It is possible that computers and robots will become so intelligent that they will be able to create autonomously even more powerful computers and robots, in a bootstrapping spiral. The point at which computers will not need people to create even more powerful computers has been called the singularity. One of the fears is that after the singularity, computers may not need humans, or may even harm us, accidentally or deliberately. These concerns are prompting the development of research programs that promote beneficial AI and AI safety. The singularity is not implausible, as there are already factories that manufacture machines, where the manufacturing is carried out by robots, employing few people. As argued earlier, organizations can be more intelligent than their individual members. It is clear that a corporation with computers is more intelligent than any individual computer, so the singularity may arise with corporations before individual computers, with corporations acting with no effective human oversight. Computers are already replacing humans for tasks that involve intelligence, and it is expected that this will continue.

By automating intellectual tasks as well as manual tasks, AI promises (or threatens) to trigger a fourth industrial revolution [Brynjolfsson and McAfee, 2014; Schwab and Forum, 2016], where it is not only manual tasks that are automated, but also jobs requiring intelligence and perhaps even creativity. Whereas in previous industrial revolutions, new jobs were created to keep most of the population employed, the result of the next revolution may be to require far fewer people to work for money in order fulfill the needs of people and the environment. This raises the related questions of how to share the wealth that will be created, and what the people who are otherwise not required to keep the paid economy functioning should do. One mechanism that has been suggested is to provide a universal basic income or negative income tax, where everyone receives an income, so that anyone has the option to do unpaid work, such as child-rearing or caregiving, to do more creative endeavors, to become more entrepreneurial, to get more education or just do nothing. This will leave the paid jobs to those who really want those jobs and the additional income. The basic income can increase as fewer people are required in the paid economy. It is also possible that the cumulative effect of automation is to further concentrate wealth in a small elite stratum of society, favoring capital over labor. Mitigating this inequality may also require a redistributive wealth tax of some form [Piketty, 2014]. Previous episodes of great change created social upheaval, scapegoating of minorities, and even wars. It is important to consider the global effects of the technologies and ways to mitigate such undesirable consequences.

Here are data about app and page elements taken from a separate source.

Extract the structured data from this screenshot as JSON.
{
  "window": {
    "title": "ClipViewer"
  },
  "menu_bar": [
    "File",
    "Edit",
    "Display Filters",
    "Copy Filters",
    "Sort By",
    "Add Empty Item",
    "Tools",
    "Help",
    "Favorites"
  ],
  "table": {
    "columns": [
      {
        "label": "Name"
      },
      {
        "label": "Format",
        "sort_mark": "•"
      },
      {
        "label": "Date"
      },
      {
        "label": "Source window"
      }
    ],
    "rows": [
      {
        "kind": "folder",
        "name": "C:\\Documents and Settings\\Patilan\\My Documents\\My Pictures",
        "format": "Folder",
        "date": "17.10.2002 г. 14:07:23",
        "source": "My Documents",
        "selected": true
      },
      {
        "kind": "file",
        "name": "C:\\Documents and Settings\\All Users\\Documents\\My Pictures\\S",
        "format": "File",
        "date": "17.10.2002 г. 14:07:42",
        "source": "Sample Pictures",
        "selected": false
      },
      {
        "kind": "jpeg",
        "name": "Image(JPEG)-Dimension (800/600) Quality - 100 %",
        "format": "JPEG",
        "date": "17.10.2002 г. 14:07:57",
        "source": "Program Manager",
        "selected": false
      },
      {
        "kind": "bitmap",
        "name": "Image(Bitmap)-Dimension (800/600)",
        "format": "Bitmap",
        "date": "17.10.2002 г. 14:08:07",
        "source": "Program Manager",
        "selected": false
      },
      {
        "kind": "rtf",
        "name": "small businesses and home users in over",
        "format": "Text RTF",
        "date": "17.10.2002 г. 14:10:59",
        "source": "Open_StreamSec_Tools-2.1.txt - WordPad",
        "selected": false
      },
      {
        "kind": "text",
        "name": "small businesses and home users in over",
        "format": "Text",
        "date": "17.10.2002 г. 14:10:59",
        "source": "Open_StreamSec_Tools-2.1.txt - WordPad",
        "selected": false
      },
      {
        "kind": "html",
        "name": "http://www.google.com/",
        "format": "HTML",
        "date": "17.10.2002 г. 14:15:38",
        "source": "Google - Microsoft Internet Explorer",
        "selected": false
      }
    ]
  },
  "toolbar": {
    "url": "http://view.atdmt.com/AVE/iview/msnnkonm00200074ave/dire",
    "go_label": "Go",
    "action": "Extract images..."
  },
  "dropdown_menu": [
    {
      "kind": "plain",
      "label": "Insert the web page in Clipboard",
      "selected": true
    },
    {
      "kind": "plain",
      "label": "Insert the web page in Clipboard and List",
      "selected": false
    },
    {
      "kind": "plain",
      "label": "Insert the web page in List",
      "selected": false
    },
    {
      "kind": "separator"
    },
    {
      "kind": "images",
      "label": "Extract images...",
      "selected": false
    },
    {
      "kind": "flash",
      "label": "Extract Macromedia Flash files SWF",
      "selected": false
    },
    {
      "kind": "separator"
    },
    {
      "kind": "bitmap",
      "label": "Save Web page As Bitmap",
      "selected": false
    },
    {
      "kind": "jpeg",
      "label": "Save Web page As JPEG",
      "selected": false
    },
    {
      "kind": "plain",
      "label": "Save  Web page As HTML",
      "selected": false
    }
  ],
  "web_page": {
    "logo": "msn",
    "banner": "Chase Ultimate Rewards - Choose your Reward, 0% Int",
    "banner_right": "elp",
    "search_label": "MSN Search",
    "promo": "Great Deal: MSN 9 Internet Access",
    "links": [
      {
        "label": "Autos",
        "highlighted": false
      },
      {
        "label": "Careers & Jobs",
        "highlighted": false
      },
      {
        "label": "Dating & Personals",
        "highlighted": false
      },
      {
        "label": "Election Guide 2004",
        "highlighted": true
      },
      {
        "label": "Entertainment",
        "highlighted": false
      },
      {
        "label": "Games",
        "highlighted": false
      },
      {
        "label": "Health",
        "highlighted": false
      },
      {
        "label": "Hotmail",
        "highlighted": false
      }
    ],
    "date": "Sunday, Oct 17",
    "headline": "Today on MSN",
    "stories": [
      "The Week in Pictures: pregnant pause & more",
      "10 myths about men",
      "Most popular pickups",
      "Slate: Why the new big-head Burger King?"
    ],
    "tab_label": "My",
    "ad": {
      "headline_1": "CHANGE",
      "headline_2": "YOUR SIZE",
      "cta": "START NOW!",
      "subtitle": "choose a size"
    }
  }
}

Robotics may not be the AI technology with the greatest impact. Consider the embedded, ubiquitous, distributed intelligence in the World Wide Web and other global computational networks. This amalgam of human and artificial intelligence can be seen as evolving to become a World Wide Mind. The impact of this global net on the way we discover, and communicate, new knowledge is already comparable to the effects of the development of the printing press. As Marshall McLuhan [1964] argued, “We first shape the tools and thereafter our tools shape us”. Although he was thinking more of books, advertising, and television, this concept applies even more to the global net and autonomous agents. The kinds of agents we build, and the kinds of agents we decide to build, will change us as much as they will change our society; we should make sure it is for the better. Margaret Somerville [2006] is an ethicist who argues that the species Homo sapiens is evolving into Techno sapiens as we project our abilities out into our technology at an accelerating rate. Many of our old social and ethical codes are broken; they do not work in this new world. As co-creators of the new science and technology of AI, it is our joint responsibility to pay attention and to act.